two doorways with an elegant woman standing in one and a large tiger head in the other

The Lady, or the Tiger?

by Francis Richard Stockton

Start Free Trial

How does "The Lady, Or the Tiger?" end?

The story "The Lady, or the Tiger?" ends with the courtier approaching the door that the princess has directed him toward. Because Stockton leaves the ending up for interpretation, the reader must decide for themselves what door the princess directs her lover toward after examining her personality and motivation.

Expert Answers

An illustration of the letter 'A' in a speech bubbles

Stockton's short story "The Lady, or the Tiger?" has an open ending, and the reader is left to decide whether or not the "semi-barbaric" princess directs her lover toward the door with the lady or the door with the tiger.
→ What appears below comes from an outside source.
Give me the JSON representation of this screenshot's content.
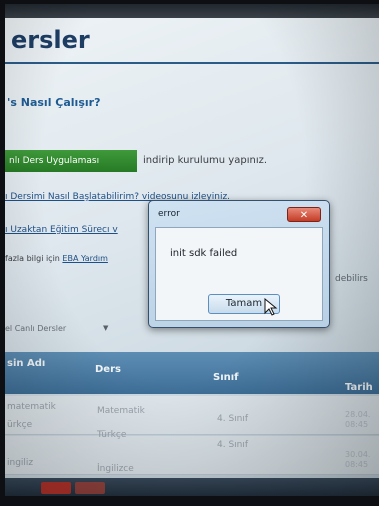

The story ends with the young courtier in the arena and meeting the princess's eyes as she directs him toward a certain door. The reader is aware that the princess knows what lies behind each door but is forced to analyze her character and decide for themselves what door she directs her lover toward.

Just after the princess directs her lover toward the door on the right, Stockton writes, "Now, the point of the story is this: Did the tiger come out of that door, or did the lady?" Stockton then encourages the reader to examine the princess's character and motivation before making their decision. The reader is forced to view the situation from the princess's perspective and analyze her jealous, imperious nature. Stockton proceeds to elaborate on the princess's personality, and the reader recognizes that she will be devastated whether the courtier lives or dies.

If the courtier lives, the princess will be forced to watch her lover marry the beautiful maiden, which, for her, might be a worse experience than witnessing him die a brutal death. Either way, the princess will be losing her lover, and the reader must determine for themselves what decision she makes. The story involves the study of the human heart, and Stockton leaves the ending open to interpretation.

Approved by eNotes Editorial Team